   //we are now going to invoke MBeanOne through the MBeanServer
   public void storeIt(MBeanServer server, ObjectName name)
      server.invoke(name, "store", new Object[]{this}, new String[]{"java.lang.Object"});

   public Object loadIt(MBeanServer server, ObjectName name)
      Object me = null;
         me = (MBeanTwo)server.invoke(name, "load", new Object[0], new String[0]);
      catch (Exception ex)
      return me;

The Agent MLet implementation

The "main" class will now create and register two MLets, each MLet will load its own MBean from separate jar files

Example 7.10. The FilePersisterAgent

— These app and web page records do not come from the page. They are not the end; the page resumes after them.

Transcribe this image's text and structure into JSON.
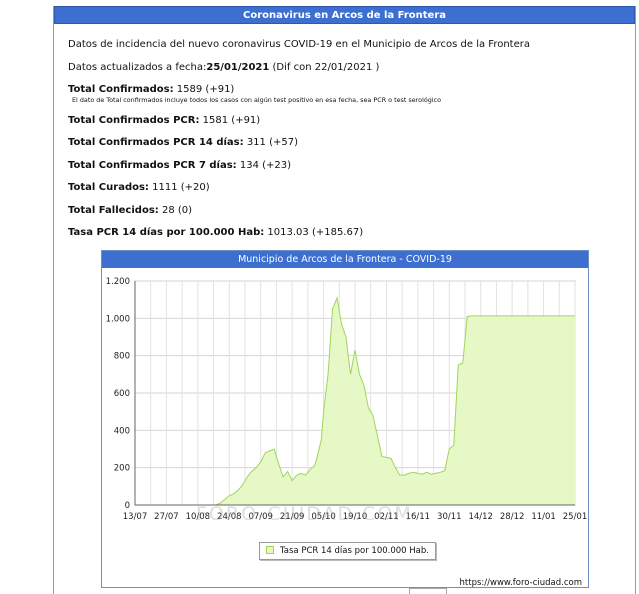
{
  "header": {
    "title": "Coronavirus en Arcos de la Frontera"
  },
  "intro": "Datos de incidencia del nuevo coronavirus COVID-19 en el Municipio de Arcos de la Frontera",
  "update": {
    "prefix": "Datos actualizados a fecha:",
    "date": "25/01/2021",
    "diff": " (Dif con 22/01/2021 )"
  },
  "stats": {
    "confirmados": {
      "label": "Total Confirmados:",
      "value": " 1589 (+91)"
    },
    "note": "El dato de Total confirmados incluye todos los casos con algún test positivo en esa fecha, sea PCR o test serológico",
    "pcr": {
      "label": "Total Confirmados PCR:",
      "value": " 1581 (+91)"
    },
    "pcr14": {
      "label": "Total Confirmados PCR 14 días:",
      "value": " 311 (+57)"
    },
    "pcr7": {
      "label": "Total Confirmados PCR 7 días:",
      "value": " 134 (+23)"
    },
    "curados": {
      "label": "Total Curados:",
      "value": " 1111 (+20)"
    },
    "fallecidos": {
      "label": "Total Fallecidos:",
      "value": " 28 (0)"
    },
    "tasa": {
      "label": "Tasa PCR 14 días por 100.000 Hab:",
      "value": " 1013.03 (+185.67)"
    }
  },
  "chart": {
    "title": "Municipio de Arcos de la Frontera - COVID-19",
    "legend": "Tasa PCR 14 días por 100.000 Hab.",
    "source": "https://www.foro-ciudad.com",
    "watermark": "FORO-CIUDAD.COM"
  },
  "colors": {
    "header": "#3d6fd0",
    "fill": "#e6f8c6",
    "line": "#9ed65a"
  },
  "chart_data": {
    "type": "area",
    "x_ticks": [
      "13/07",
      "27/07",
      "10/08",
      "24/08",
      "07/09",
      "21/09",
      "05/10",
      "19/10",
      "02/11",
      "16/11",
      "30/11",
      "14/12",
      "28/12",
      "11/01",
      "25/01"
    ],
    "y_ticks": [
      "0",
      "200",
      "400",
      "600",
      "800",
      "1.000",
      "1.200"
    ],
    "ylim": [
      0,
      1200
    ],
    "series": [
      {
        "name": "Tasa PCR 14 días por 100.000 Hab.",
        "x": [
          0,
          3,
          6,
          9,
          12,
          15,
          18,
          21,
          24,
          27,
          30,
          33,
          36,
          38,
          40,
          42,
          44,
          45,
          46,
          47,
          48,
          49,
          50,
          52,
          54,
          56,
          58,
          60,
          62,
          64,
          66,
          68,
          70,
          72,
          74,
          76,
          77,
          78,
          79,
          80,
          81,
          82,
          83,
          84,
          86,
          88,
          90,
          92,
          94,
          96,
          98,
          100,
          102,
          104,
          106,
          108,
          110,
          112,
          114,
          116,
          118,
          120,
          122,
          124,
          126,
          128,
          130,
          132,
          134,
          136,
          138,
          140,
          142,
          144,
          146,
          148,
          150,
          152,
          154,
          156,
          158,
          160,
          162,
          164,
          166,
          168,
          170,
          172,
          174,
          176,
          178,
          180,
          182,
          184,
          186,
          188,
          190,
          192,
          194,
          196
        ],
        "y": [
          0,
          0,
          0,
          0,
          0,
          0,
          0,
          0,
          0,
          0,
          0,
          0,
          0,
          10,
          30,
          50,
          60,
          70,
          80,
          95,
          110,
          130,
          150,
          180,
          200,
          230,
          280,
          290,
          300,
          220,
          150,
          180,
          130,
          160,
          170,
          160,
          175,
          190,
          200,
          210,
          250,
          300,
          350,
          500,
          700,
          1050,
          1110,
          970,
          900,
          700,
          830,
          700,
          640,
          520,
          480,
          370,
          260,
          255,
          250,
          200,
          160,
          160,
          170,
          175,
          170,
          165,
          175,
          165,
          170,
          175,
          185,
          300,
          320,
          750,
          760,
          1010,
          1013,
          1013,
          1013,
          1013,
          1013,
          1013,
          1013,
          1013,
          1013,
          1013,
          1013,
          1013,
          1013,
          1013,
          1013,
          1013,
          1013,
          1013,
          1013,
          1013,
          1013,
          1013,
          1013,
          1013
        ]
      }
    ]
  }
}
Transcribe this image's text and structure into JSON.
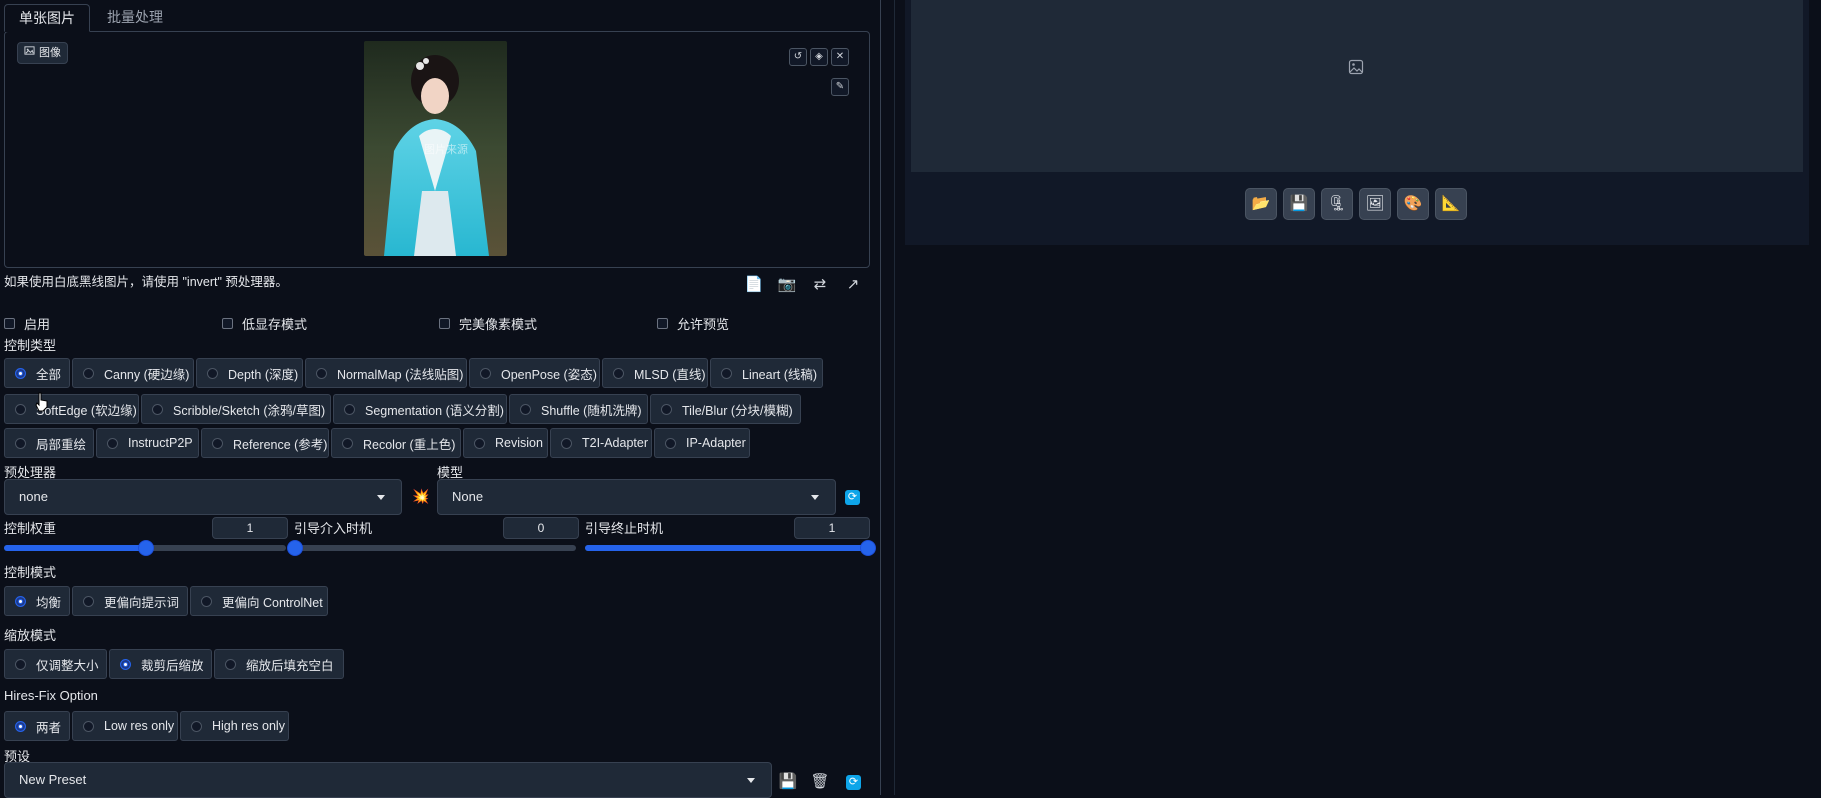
{
  "tabs": [
    "单张图片",
    "批量处理"
  ],
  "image_panel": {
    "label": "图像",
    "watermark": "图片来源"
  },
  "hint": "如果使用白底黑线图片，请使用 \"invert\" 预处理器。",
  "checkboxes": [
    "启用",
    "低显存模式",
    "完美像素模式",
    "允许预览"
  ],
  "control_type": {
    "label": "控制类型",
    "options": [
      "全部",
      "Canny (硬边缘)",
      "Depth (深度)",
      "NormalMap (法线贴图)",
      "OpenPose (姿态)",
      "MLSD (直线)",
      "Lineart (线稿)",
      "SoftEdge (软边缘)",
      "Scribble/Sketch (涂鸦/草图)",
      "Segmentation (语义分割)",
      "Shuffle (随机洗牌)",
      "Tile/Blur (分块/模糊)",
      "局部重绘",
      "InstructP2P",
      "Reference (参考)",
      "Recolor (重上色)",
      "Revision",
      "T2I-Adapter",
      "IP-Adapter"
    ],
    "selected": "全部"
  },
  "preprocessor": {
    "label": "预处理器",
    "value": "none"
  },
  "model": {
    "label": "模型",
    "value": "None"
  },
  "sliders": [
    {
      "label": "控制权重",
      "value": "1",
      "fraction": 0.5
    },
    {
      "label": "引导介入时机",
      "value": "0",
      "fraction": 0.0
    },
    {
      "label": "引导终止时机",
      "value": "1",
      "fraction": 1.0
    }
  ],
  "control_mode": {
    "label": "控制模式",
    "options": [
      "均衡",
      "更偏向提示词",
      "更偏向 ControlNet"
    ],
    "selected": "均衡"
  },
  "resize_mode": {
    "label": "缩放模式",
    "options": [
      "仅调整大小",
      "裁剪后缩放",
      "缩放后填充空白"
    ],
    "selected": "裁剪后缩放"
  },
  "hires_fix": {
    "label": "Hires-Fix Option",
    "options": [
      "两者",
      "Low res only",
      "High res only"
    ],
    "selected": "两者"
  },
  "preset": {
    "label": "预设",
    "value": "New Preset"
  },
  "colors": {
    "accent": "#2563eb",
    "background": "#0b0f19",
    "surface": "#1f2937",
    "border": "#374151"
  }
}
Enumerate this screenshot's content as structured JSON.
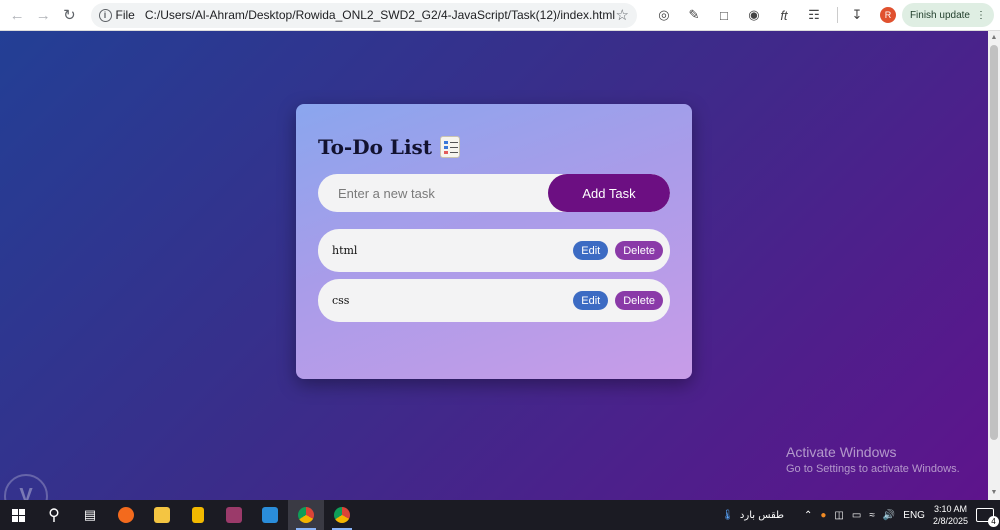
{
  "browser": {
    "scheme_label": "File",
    "url": "C:/Users/Al-Ahram/Desktop/Rowida_ONL2_SWD2_G2/4-JavaScript/Task(12)/index.html",
    "avatar_letter": "R",
    "finish_update_label": "Finish update"
  },
  "app": {
    "title": "To-Do List",
    "input_placeholder": "Enter a new task",
    "add_button_label": "Add Task",
    "tasks": [
      {
        "text": "html",
        "edit_label": "Edit",
        "delete_label": "Delete"
      },
      {
        "text": "css",
        "edit_label": "Edit",
        "delete_label": "Delete"
      }
    ],
    "colors": {
      "add_button": "#6c0f82",
      "edit_button": "#3c6bc3",
      "delete_button": "#8a3aa8"
    }
  },
  "os": {
    "activate_title": "Activate Windows",
    "activate_sub": "Go to Settings to activate Windows.",
    "weather_text": "طقس بارد",
    "language": "ENG",
    "time": "3:10 AM",
    "date": "2/8/2025",
    "notification_count": "4"
  }
}
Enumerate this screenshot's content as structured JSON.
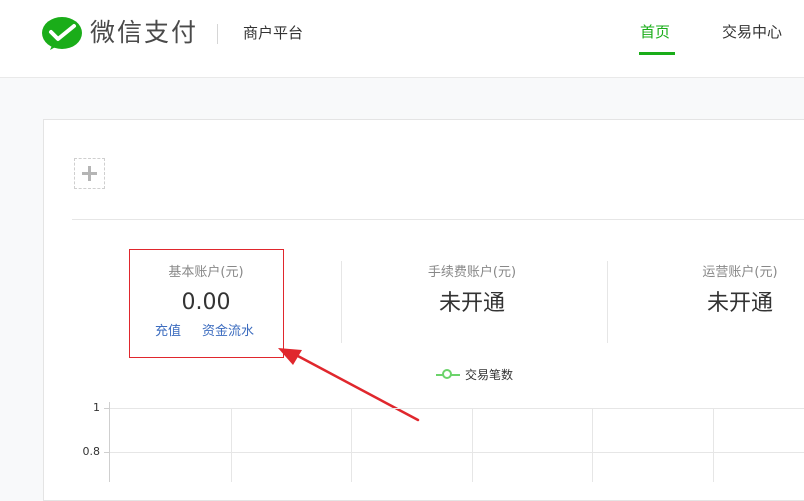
{
  "header": {
    "brand": "微信支付",
    "subbrand": "商户平台",
    "nav": [
      {
        "label": "首页",
        "active": true
      },
      {
        "label": "交易中心",
        "active": false
      }
    ],
    "accent_color": "#1aad19"
  },
  "accounts": [
    {
      "title": "基本账户(元)",
      "value": "0.00",
      "links": [
        "充值",
        "资金流水"
      ]
    },
    {
      "title": "手续费账户(元)",
      "value": "未开通"
    },
    {
      "title": "运营账户(元)",
      "value": "未开通"
    }
  ],
  "annotation_color": "#e0272d",
  "chart_data": {
    "type": "line",
    "series": [
      {
        "name": "交易笔数",
        "values": []
      }
    ],
    "y_ticks": [
      "1",
      "0.8"
    ],
    "ylim": [
      0,
      1
    ],
    "grid": true,
    "legend_placement": "top-center"
  }
}
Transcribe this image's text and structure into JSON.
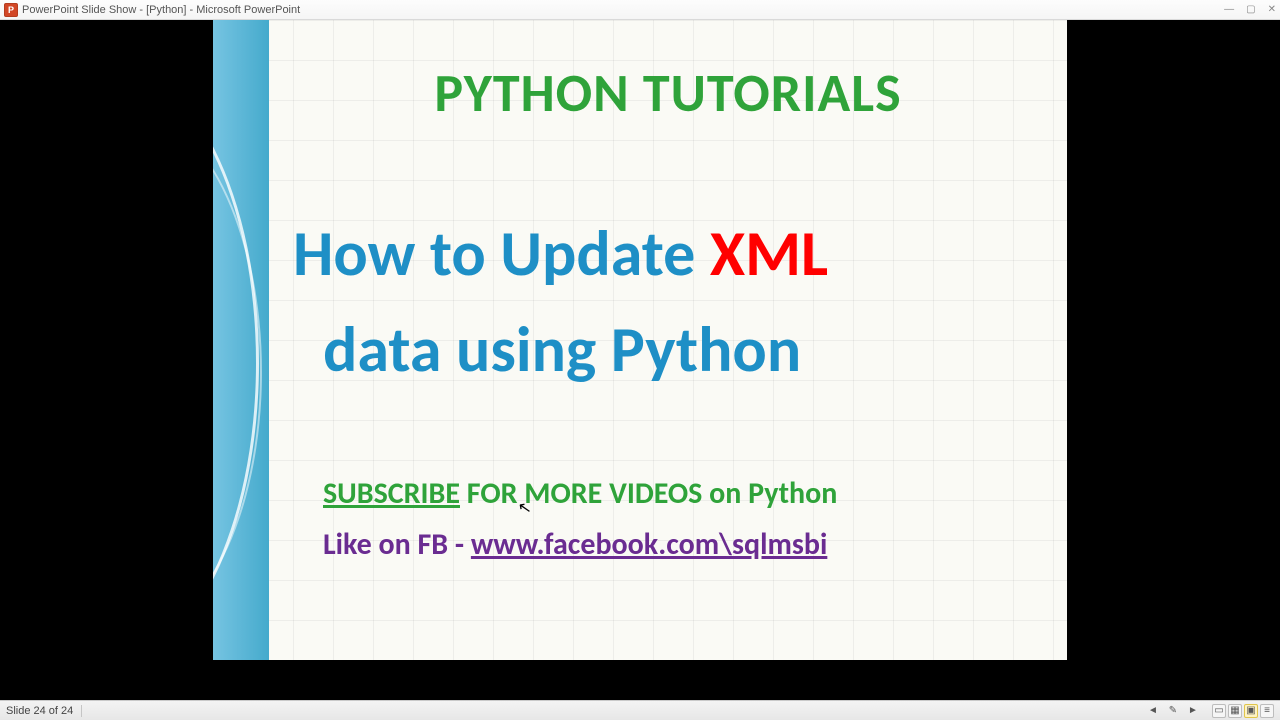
{
  "window": {
    "title": "PowerPoint Slide Show - [Python] - Microsoft PowerPoint",
    "app_icon_letter": "P",
    "controls": {
      "minimize": "—",
      "maximize": "▢",
      "close": "✕"
    }
  },
  "slide": {
    "heading_top": "PYTHON TUTORIALS",
    "main_line1_a": "How to Update ",
    "main_line1_b": "XML",
    "main_line2": "data using Python",
    "subscribe_word": "SUBSCRIBE",
    "subscribe_rest": " FOR MORE VIDEOS on Python",
    "fb_prefix": "Like on FB - ",
    "fb_link": "www.facebook.com\\sqlmsbi"
  },
  "status": {
    "slide_count": "Slide 24 of 24",
    "nav": {
      "prev": "◄",
      "pen": "✎",
      "next": "►"
    },
    "views": {
      "normal": "▭",
      "sorter": "▦",
      "show": "▣",
      "reading": "≡"
    }
  },
  "colors": {
    "brand_green": "#2fa33a",
    "brand_blue": "#1e8fc6",
    "brand_red": "#ff0000",
    "brand_purple": "#6a2c91",
    "band": "#45aacc"
  }
}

// Create the MBeanServer
// Build the ObjectNames for the MLets
// Register the MLets
MLet mlet1 = new MLet();
m_server.registerMBean(mlet1, mName1);

MLet mlet2 = new MLet();
m_server.registerMBean(mlet2, mName2);

// We now have access to the MBeans, so instantiate them
m_server.createMBean(mbeanClassName, mbeanObjectName, mLetObjectName, params, signature);

// As above but the other mbean is now registered using the othe MLet object name as the third parameter

// Now invoke the storage of one MBean by the other
m_server.invoke(mbeanName2, "storeIt", new Object[] {m_server, mbeanName1},
             new String[]{"", ""});

// Now load it
Object a = m_server.invoke(mbeanName2, "loadIt", new Object[] {m_server, mbeanName1},
           new String[]{"", ""});

// And finally a test to see that the objects are equal
if(a.getClass().getName() == mbeanClass2) System.out.println("Objects are equal and the same");

Steps for Running the Example

Once you have the files and compiled them you will need to build the jars holding the mbeans start a command prompt (windows) cd to the examples/classes directory and type in the following commands:

Example 7.11.

jar cvf one.jar examples/tools/persister/MBeanOne.class
// and then
jar cvf two.jar examples/tools/persister/MBeanTwo.class examples/tools/persister/MBeanTwoMBean.class

Now delete the MBeanOne.class and MBeanTwo.class (we do not want them in the classpath :-). Once this is done add four application parameters

  • 1) path to jar one.jar eg:file:C:/dev/mx4j/one.jar
  • 2) path to jar two.jar eg: file:C:/dev/two.jar
  • 3) path where to store the file eg: C:/temp
  • 4) name of the file eg: test.ser

You are now ready to start the agent! Have fun !!